The Morrison government's climate change advisers say Australia and others must do a better job of cutting emissions for the world to meet the Paris goals, and more ambitious policies are needed to put the nation "firmly" on the path to a zero-carbon economy.
The statement coincides with a new scientific assessment of the Great Barrier Reef that found coral had suffered an "unparalleled" decline over the past five years and the damage wrought by climate change would only worsen.
The Climate Change Authority on Thursday released a consultation paper to inform advice to the government, to be delivered later this year, on meeting Australia's international climate obligations.
The paper signalled the authority is investigating a number of contentious policy areas. These include the government's plan to meet the Paris targets by using so-called carryover carbon credits Australia accrued by exceeding its emission reduction targets in the Kyoto Protocol period to 2020.
The authority noted that Australia's emissions continue to rise. Official data in June showed Australia's greenhouse gas emissions rose for a third year in 2018 under the Coalition government.
The emissions increase has occurred every year since 2015, when Australia signed up to the Paris deal. Under that agreement, Australia pledged to reduce its greenhouse gas emissions by 26 to 28 per cent below 2005 levels by 2030. Australia is expected to increase the ambition of this target over time.
The authority said there "is now a stronger understanding that most countries, including Australia, need to do more if the world is to meet the Paris Agreement temperature goals".
It said Australia needed "robust" policies that "complement, rather than hinder" attempts to adapt to climate change.
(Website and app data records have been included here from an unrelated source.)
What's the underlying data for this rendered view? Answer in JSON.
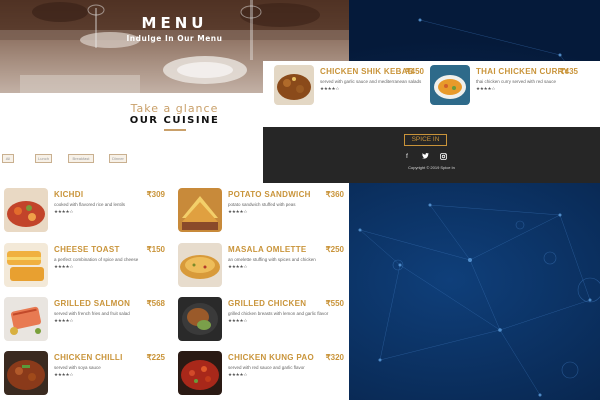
{
  "hero": {
    "title": "MENU",
    "subtitle": "Indulge In Our Menu"
  },
  "section": {
    "kicker": "Take a glance",
    "title": "OUR CUISINE"
  },
  "filters": [
    "All",
    "Lunch",
    "Breakfast",
    "Dinner"
  ],
  "menu_items": [
    {
      "name": "KICHDI",
      "price": "₹309",
      "desc": "cooked with flavored rice and lentils",
      "stars": "★★★★☆",
      "thumb": "kichdi"
    },
    {
      "name": "POTATO SANDWICH",
      "price": "₹360",
      "desc": "potato sandwich stuffed with peas",
      "stars": "★★★★☆",
      "thumb": "sandwich"
    },
    {
      "name": "CHEESE TOAST",
      "price": "₹150",
      "desc": "a perfect combination of spice and cheese",
      "stars": "★★★★☆",
      "thumb": "toast"
    },
    {
      "name": "MASALA OMLETTE",
      "price": "₹250",
      "desc": "an omelette stuffing with spices and chicken",
      "stars": "★★★★☆",
      "thumb": "omlette"
    },
    {
      "name": "GRILLED SALMON",
      "price": "₹568",
      "desc": "served with french fries and fruit salad",
      "stars": "★★★★☆",
      "thumb": "salmon"
    },
    {
      "name": "GRILLED CHICKEN",
      "price": "₹550",
      "desc": "grilled chicken breasts with lemon and garlic flavor",
      "stars": "★★★★☆",
      "thumb": "grilled"
    },
    {
      "name": "CHICKEN CHILLI",
      "price": "₹225",
      "desc": "served with soya sauce",
      "stars": "★★★★☆",
      "thumb": "chilli"
    },
    {
      "name": "CHICKEN KUNG PAO",
      "price": "₹320",
      "desc": "served with red sauce and garlic flavor",
      "stars": "★★★★☆",
      "thumb": "kungpao"
    }
  ],
  "right_items": [
    {
      "name": "CHICKEN SHIK KEBAB",
      "price": "₹450",
      "desc": "served with garlic sauce and mediterranean salads",
      "stars": "★★★★☆",
      "thumb": "kebab"
    },
    {
      "name": "THAI CHICKEN CURRY",
      "price": "₹435",
      "desc": "thai chicken curry served with red sauce",
      "stars": "★★★★☆",
      "thumb": "curry"
    }
  ],
  "footer": {
    "brand_button": "SPICE IN",
    "social_icons": [
      "facebook-icon",
      "twitter-icon",
      "instagram-icon"
    ],
    "copyright": "Copyright © 2019 Spice In"
  },
  "colors": {
    "accent": "#c9943a",
    "footer_bg": "#262626",
    "background": "#08224a"
  }
}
Australia should be positioned to not only meet its 2030 emissions target, but also to meet more stringent future targets "that put Australia clearly and firmly on the path to net-zero emissions", the authority said.
Under the Paris Agreement, countries agreed that global emissions must rapidly reduce to reach net zero in the second half of this century.
Issues on which the authority is seeking public input include how the government should best take advantage of the global transition to net-zero emissions while managing risk, and the role of carryover credits and international permits - the latter of which represent emissions reductions made overseas.
Energy and Emissions Reduction Minister Angus Taylor is on leave. The acting minister Sussan Ley said the government had made "responsible and achievable commitments to reduce our emissions and we have a strong track record in meeting and beating our targets".
"We will do this while growing the economy, creating jobs, protecting our environment and keeping power prices down," she said.
The government routinely says the nation produces only a tiny fraction of global emissions. However, Australia has among the highest per capita emissions in the world, and as the driest inhabited continent on earth is particularly vulnerable to the effects of global warming.
Meantime, the Australian Institute of Marine Science has delivered a dire assessment of the Great Barrier Reef, which is struggling with the effects of climate change and other threats.
The federal scientific agency said hard coral cover in the north and central parts of the reef were "close to, or at, the lowest levels recorded" in the more than 30 years since monitoring began, however, the north section appeared to be stabilising. Hard coral cover was also declining in the southern reef.
The institute said the reef had been "subjected to a period of intense disturbance activity in the last five years". This included a cluster of severe tropical cyclones and major bleaching events - both associated with climate change - and a fourth wave of damaging crown-of-thorns starfish.
This had "caused widespread coral declines on a spatial scale which is unparalleled in the history of [long-term monitoring program] surveys," the report said.
It said climate change would cause more powerful storms and more frequent and intense mass coral bleaching, slowing the reef's recovery.
- SMH/The Age